◆ Task details
Look through the records and copy every line in which "JSON" appears.

◆ Available data

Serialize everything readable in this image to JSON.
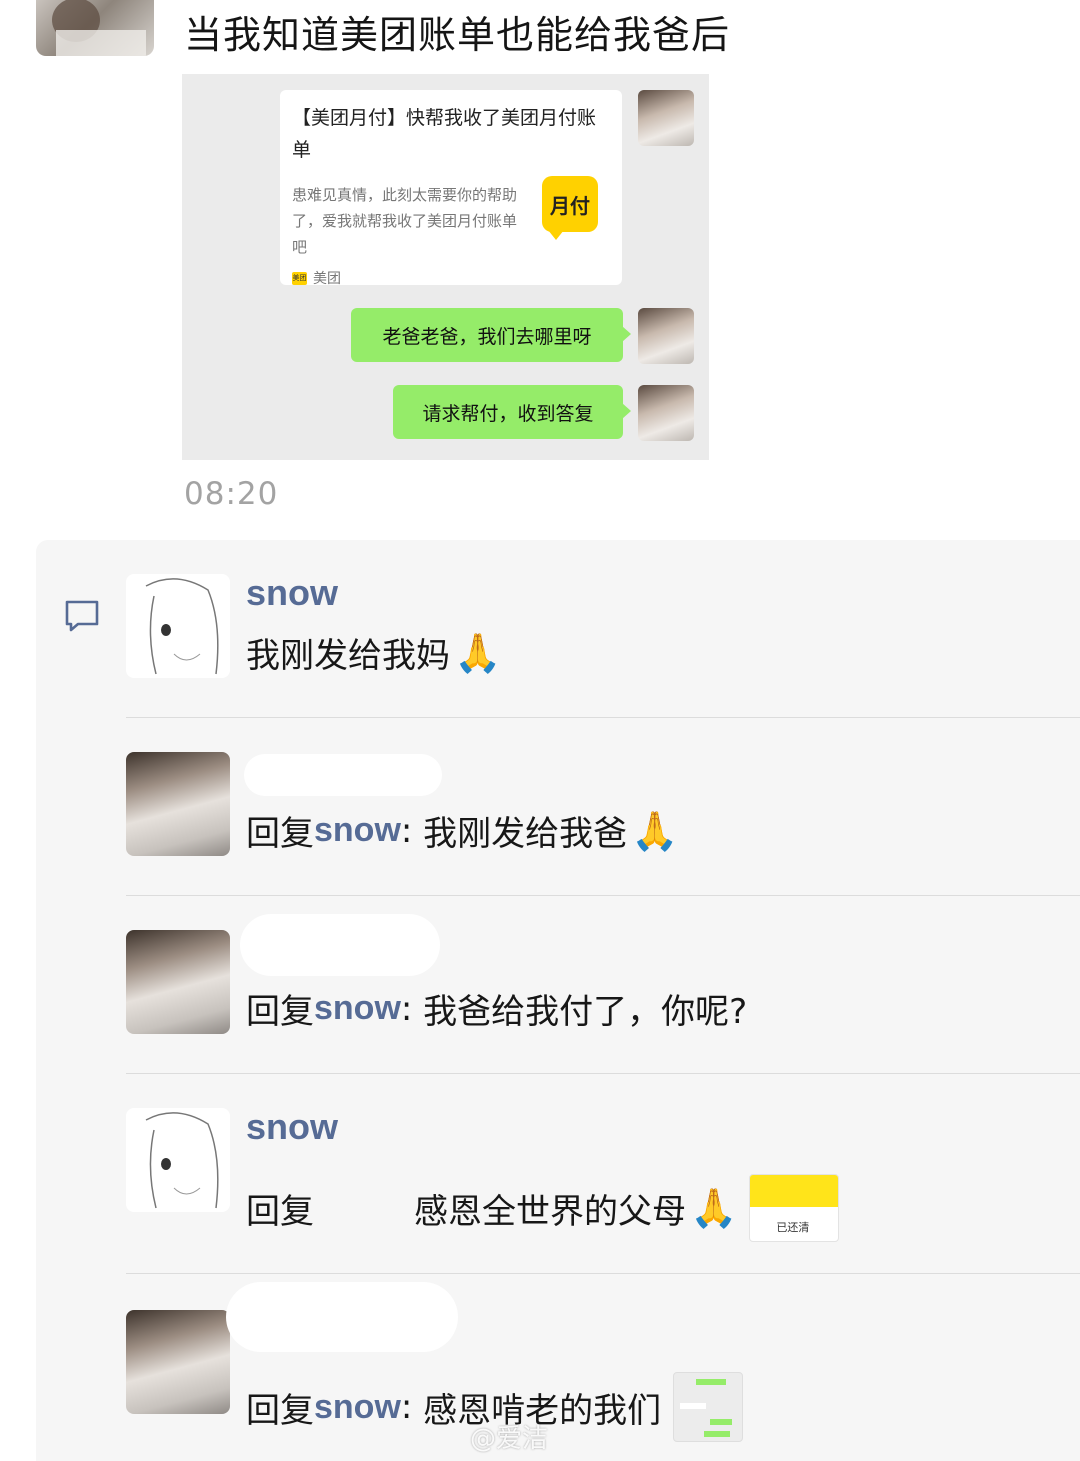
{
  "post": {
    "title": "当我知道美团账单也能给我爸后",
    "time": "08:20",
    "screenshot": {
      "card": {
        "title": "【美团月付】快帮我收了美团月付账单",
        "desc": "患难见真情，此刻太需要你的帮助了，爱我就帮我收了美团月付账单吧",
        "badge": "月付",
        "source_logo": "美团",
        "source": "美团"
      },
      "bubbles": [
        "老爸老爸，我们去哪里呀",
        "请求帮付，收到答复"
      ]
    }
  },
  "comments": [
    {
      "name": "snow",
      "prefix": "",
      "reply_to": "",
      "sep": "",
      "text": "我刚发给我妈",
      "emoji": "🙏",
      "avatar": "anime"
    },
    {
      "name": "",
      "prefix": "回复",
      "reply_to": "snow",
      "sep": ": ",
      "text": "我刚发给我爸",
      "emoji": "🙏",
      "avatar": "photo"
    },
    {
      "name": "",
      "prefix": "回复",
      "reply_to": "snow",
      "sep": ": ",
      "text": "我爸给我付了，你呢?",
      "emoji": "",
      "avatar": "photo"
    },
    {
      "name": "snow",
      "prefix": "回复",
      "reply_to": "",
      "sep": "",
      "text": "感恩全世界的父母",
      "emoji": "🙏",
      "avatar": "anime",
      "thumb_label": "已还清"
    },
    {
      "name": "",
      "prefix": "回复",
      "reply_to": "snow",
      "sep": ": ",
      "text": "感恩啃老的我们",
      "emoji": "",
      "avatar": "photo"
    }
  ],
  "watermark": "@爱洁",
  "colors": {
    "accent_name": "#566b95",
    "bubble_green": "#95ec69",
    "meituan_yellow": "#ffd100"
  }
}
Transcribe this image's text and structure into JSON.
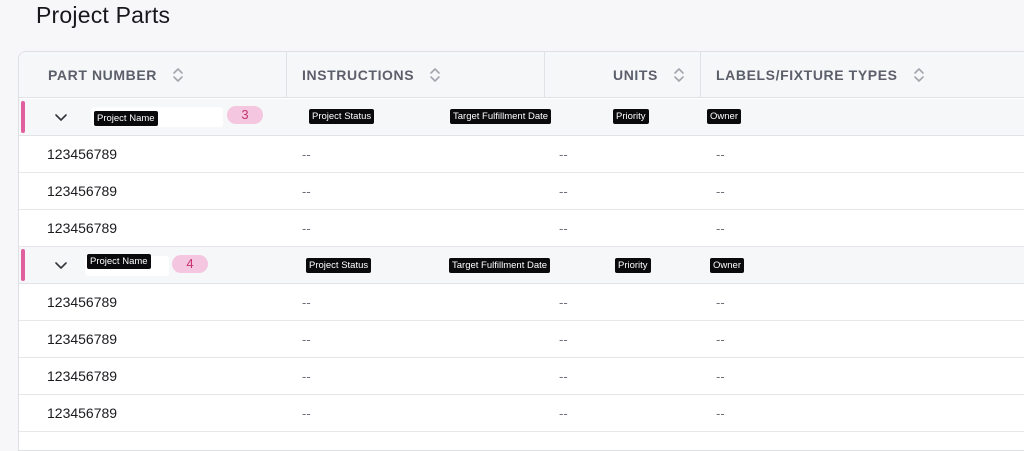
{
  "page": {
    "title": "Project Parts"
  },
  "columns": [
    {
      "key": "part_number",
      "label": "PART NUMBER"
    },
    {
      "key": "instructions",
      "label": "INSTRUCTIONS"
    },
    {
      "key": "units",
      "label": "UNITS"
    },
    {
      "key": "labels",
      "label": "LABELS/FIXTURE TYPES"
    }
  ],
  "groups": [
    {
      "name_tag": "Project Name",
      "count": "3",
      "status_tag": "Project Status",
      "date_tag": "Target Fulfillment Date",
      "priority_tag": "Priority",
      "owner_tag": "Owner",
      "rows": [
        {
          "part_number": "123456789",
          "instructions": "--",
          "units": "--",
          "labels": "--"
        },
        {
          "part_number": "123456789",
          "instructions": "--",
          "units": "--",
          "labels": "--"
        },
        {
          "part_number": "123456789",
          "instructions": "--",
          "units": "--",
          "labels": "--"
        }
      ]
    },
    {
      "name_tag": "Project Name",
      "count": "4",
      "status_tag": "Project Status",
      "date_tag": "Target Fulfillment Date",
      "priority_tag": "Priority",
      "owner_tag": "Owner",
      "rows": [
        {
          "part_number": "123456789",
          "instructions": "--",
          "units": "--",
          "labels": "--"
        },
        {
          "part_number": "123456789",
          "instructions": "--",
          "units": "--",
          "labels": "--"
        },
        {
          "part_number": "123456789",
          "instructions": "--",
          "units": "--",
          "labels": "--"
        },
        {
          "part_number": "123456789",
          "instructions": "--",
          "units": "--",
          "labels": "--"
        }
      ]
    }
  ],
  "icons": {
    "sort": "sort-icon",
    "expand": "chevron-down-icon"
  },
  "colors": {
    "accent": "#e0609f",
    "badge_bg": "#f4c6df",
    "badge_text": "#c4336f",
    "tag_bg": "#0a0a0c"
  }
}
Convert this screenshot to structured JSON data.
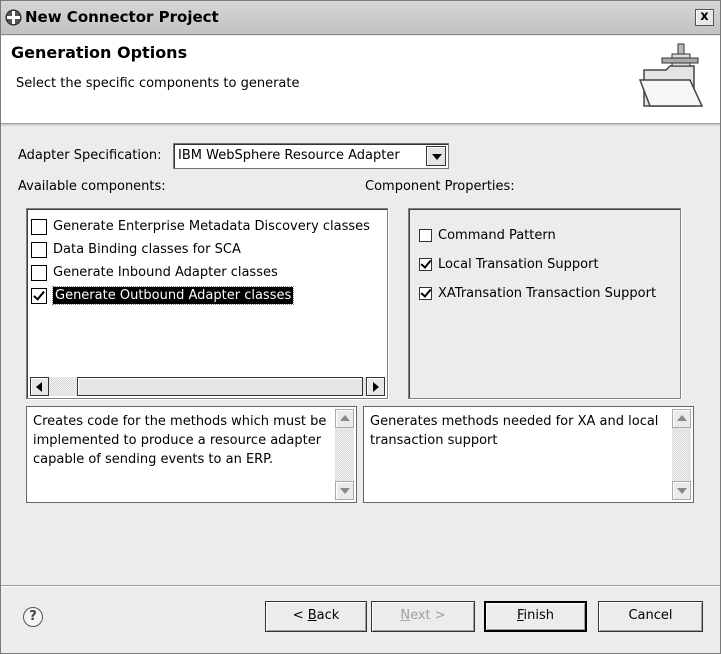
{
  "window": {
    "title": "New Connector Project",
    "close_label": "x"
  },
  "header": {
    "title": "Generation Options",
    "description": "Select the specific components to generate"
  },
  "adapter_spec": {
    "label": "Adapter Specification:",
    "selected": "IBM WebSphere Resource Adapter"
  },
  "available_components": {
    "label": "Available components:",
    "items": [
      {
        "label": "Generate Enterprise Metadata Discovery classes",
        "checked": false,
        "selected": false
      },
      {
        "label": "Data Binding classes for SCA",
        "checked": false,
        "selected": false
      },
      {
        "label": "Generate Inbound Adapter classes",
        "checked": false,
        "selected": false
      },
      {
        "label": "Generate Outbound Adapter classes",
        "checked": true,
        "selected": true
      }
    ],
    "description": "Creates code for the methods which must be implemented to produce a resource adapter capable of sending events to an ERP."
  },
  "component_properties": {
    "label": "Component Properties:",
    "items": [
      {
        "label": "Command Pattern",
        "checked": false
      },
      {
        "label": "Local Transation Support",
        "checked": true
      },
      {
        "label": "XATransation Transaction Support",
        "checked": true
      }
    ],
    "description": "Generates methods needed for XA and local transaction support"
  },
  "footer": {
    "help_label": "?",
    "back": {
      "prefix": "< ",
      "mnemonic": "B",
      "rest": "ack"
    },
    "next": {
      "mnemonic": "N",
      "rest": "ext >"
    },
    "finish": {
      "mnemonic": "F",
      "rest": "inish"
    },
    "cancel": "Cancel"
  }
}
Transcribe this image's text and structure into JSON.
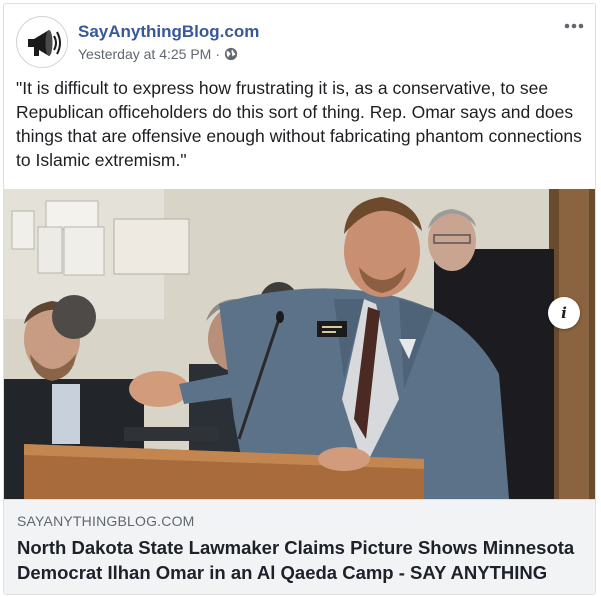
{
  "post": {
    "page_name": "SayAnythingBlog.com",
    "timestamp": "Yesterday at 4:25 PM",
    "separator": "·",
    "audience_icon": "globe-icon",
    "more_icon": "more-options-icon",
    "text": "\"It is difficult to express how frustrating it is, as a conservative, to see Republican officeholders do this sort of thing. Rep. Omar says and does things that are offensive enough without fabricating phantom connections to Islamic extremism.\""
  },
  "link_preview": {
    "domain": "SAYANYTHINGBLOG.COM",
    "title": "North Dakota State Lawmaker Claims Picture Shows Minnesota Democrat Ilhan Omar in an Al Qaeda Camp - SAY ANYTHING",
    "info_label": "i"
  },
  "colors": {
    "page_name": "#385898",
    "secondary_text": "#606770",
    "link_background": "#f2f3f5",
    "border": "#dddfe2"
  }
}
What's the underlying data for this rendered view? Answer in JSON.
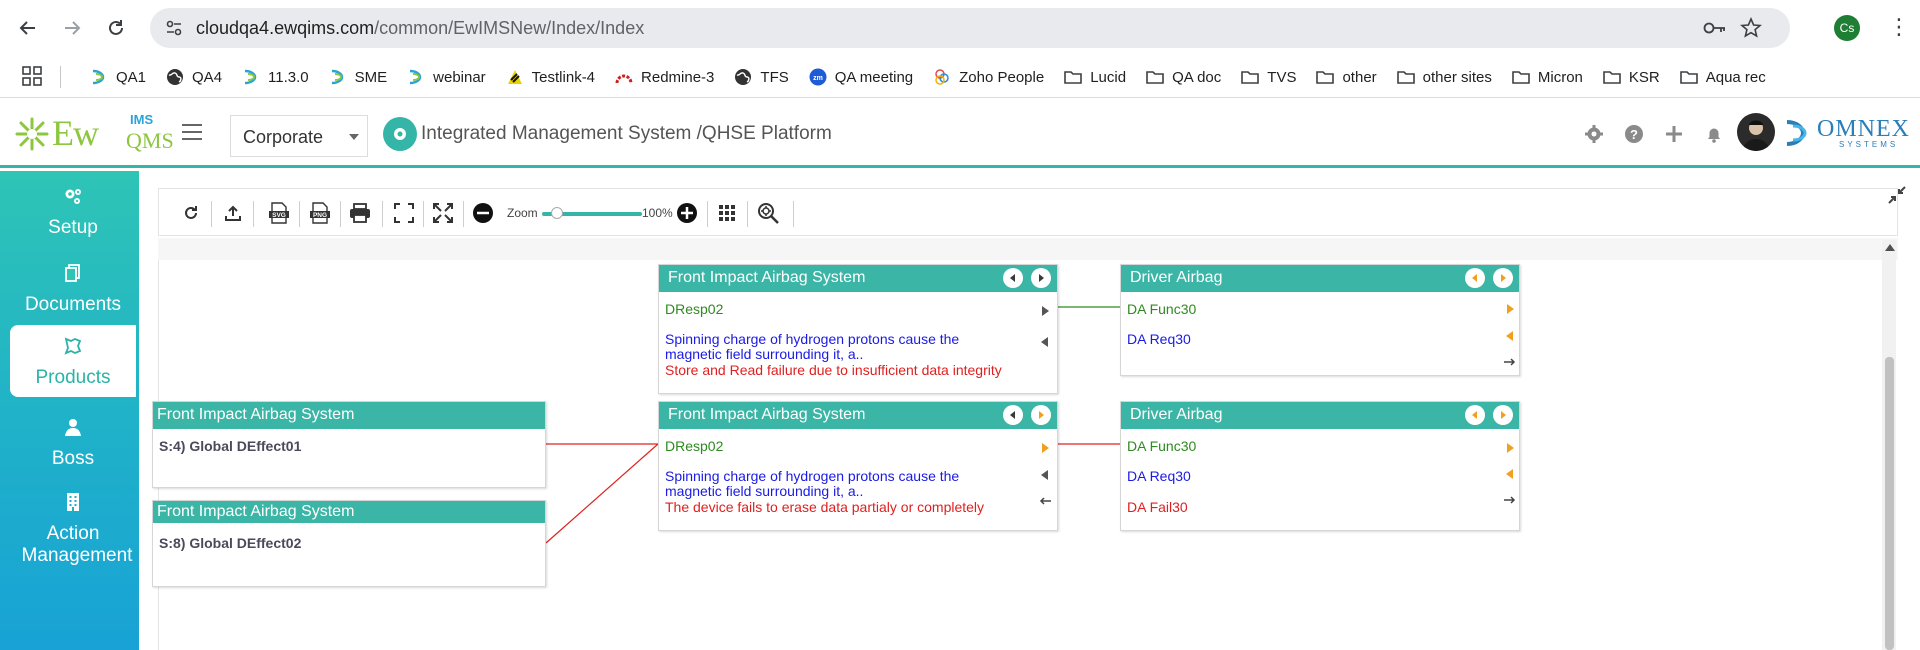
{
  "browser": {
    "url_host": "cloudqa4.ewqims.com",
    "url_path": "/common/EwIMSNew/Index/Index",
    "profile_initials": "Cs",
    "bookmarks": [
      {
        "label": "QA1",
        "icon": "ewqims-icon"
      },
      {
        "label": "QA4",
        "icon": "globe-icon"
      },
      {
        "label": "11.3.0",
        "icon": "ewqims-icon"
      },
      {
        "label": "SME",
        "icon": "ewqims-icon"
      },
      {
        "label": "webinar",
        "icon": "ewqims-icon"
      },
      {
        "label": "Testlink-4",
        "icon": "testlink-icon"
      },
      {
        "label": "Redmine-3",
        "icon": "redmine-icon"
      },
      {
        "label": "TFS",
        "icon": "globe-icon"
      },
      {
        "label": "QA meeting",
        "icon": "zoom-icon"
      },
      {
        "label": "Zoho People",
        "icon": "zoho-icon"
      },
      {
        "label": "Lucid",
        "icon": "folder-icon"
      },
      {
        "label": "QA doc",
        "icon": "folder-icon"
      },
      {
        "label": "TVS",
        "icon": "folder-icon"
      },
      {
        "label": "other",
        "icon": "folder-icon"
      },
      {
        "label": "other sites",
        "icon": "folder-icon"
      },
      {
        "label": "Micron",
        "icon": "folder-icon"
      },
      {
        "label": "KSR",
        "icon": "folder-icon"
      },
      {
        "label": "Aqua rec",
        "icon": "folder-icon"
      }
    ]
  },
  "header": {
    "logo_main": "Ew",
    "logo_ims": "IMS",
    "logo_qms": "QMS",
    "corporate_select": "Corporate",
    "platform_title": "Integrated Management System /QHSE Platform",
    "brand_name": "OMNEX",
    "brand_sub": "SYSTEMS"
  },
  "sidebar": {
    "items": [
      {
        "label": "Setup"
      },
      {
        "label": "Documents"
      },
      {
        "label": "Products",
        "active": true
      },
      {
        "label": "Boss"
      },
      {
        "label": "Action",
        "label2": "Management"
      }
    ]
  },
  "toolbar": {
    "zoom_label": "Zoom",
    "zoom_percent": "100%",
    "zoom_level": 0.15
  },
  "diagram": {
    "cards": [
      {
        "title": "Front Impact Airbag System",
        "line1": "DResp02",
        "line2": "Spinning charge of hydrogen protons cause the",
        "line3": "magnetic field surrounding it, a..",
        "line4": "Store and Read failure due to insufficient data integrity"
      },
      {
        "title": "Driver Airbag",
        "line1": "DA Func30",
        "line2": "DA Req30"
      },
      {
        "title": "Front Impact Airbag System",
        "line1": "DResp02",
        "line2": "Spinning charge of hydrogen protons cause the",
        "line3": "magnetic field surrounding it, a..",
        "line4": "The device fails to erase data partialy or completely"
      },
      {
        "title": "Driver Airbag",
        "line1": "DA Func30",
        "line2": "DA Req30",
        "line3": "DA Fail30"
      },
      {
        "title": "Front Impact Airbag System",
        "line1": "S:4) Global DEffect01"
      },
      {
        "title": "Front Impact Airbag System",
        "line1": "S:8) Global DEffect02"
      }
    ]
  },
  "colors": {
    "teal": "#3bb5a6",
    "func_green": "#2e8b1f",
    "req_blue": "#1a1ae6",
    "fail_red": "#e02020",
    "link_green": "#2e8b1f",
    "link_red": "#e02020"
  }
}
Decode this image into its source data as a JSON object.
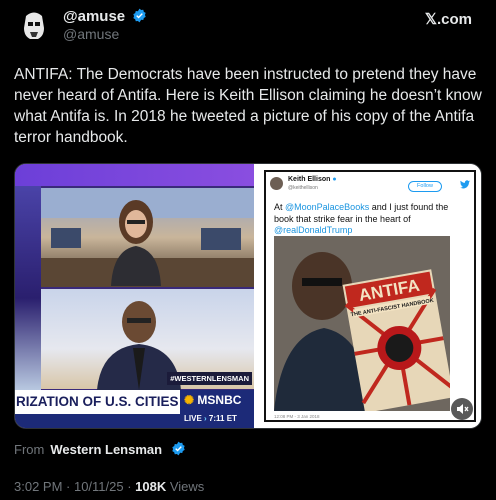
{
  "author": {
    "name": "@amuse",
    "handle": "@amuse"
  },
  "brand": "𝕏.com",
  "tweet_text": "ANTIFA: The Democrats have been instructed to pretend they have never heard of Antifa. Here is Keith Ellison claiming he doesn’t know what Antifa is. In 2018 he tweeted a picture of his copy of the Antifa terror handbook.",
  "media": {
    "left": {
      "chyron": "RIZATION OF U.S. CITIES",
      "chyron_tag": "#WESTERNLENSMAN",
      "network": "MSNBC",
      "live_label": "LIVE",
      "live_time": "7:11 ET"
    },
    "right": {
      "name": "Keith Ellison",
      "handle": "@keithellison",
      "follow_label": "Follow",
      "text_pre": "At ",
      "mention1": "@MoonPalaceBooks",
      "text_mid": " and I just found the book that strike fear in the heart of ",
      "mention2": "@realDonaldTrump",
      "book_title": "ANTIFA",
      "book_subtitle": "THE ANTI-FASCIST HANDBOOK",
      "date": "12:08 PM - 3 Jan 2018"
    }
  },
  "from": {
    "label": "From",
    "name": "Western Lensman"
  },
  "meta": {
    "time_date": "3:02 PM · 10/11/25 · ",
    "views_count": "108K",
    "views_label": " Views"
  },
  "colors": {
    "verified": "#1d9bf0",
    "background": "#000000",
    "text": "#e7e9ea",
    "muted": "#71767b"
  }
}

◆ Written reply
Serialize everything readable in this image to JSON.
Transcribe this image's text and structure into JSON.
Convert this screenshot to structured JSON data.
Transcribe this image's text and structure into JSON.
What's the underlying data for this rendered view? Answer in JSON.
Decode this image into its source data as a JSON object.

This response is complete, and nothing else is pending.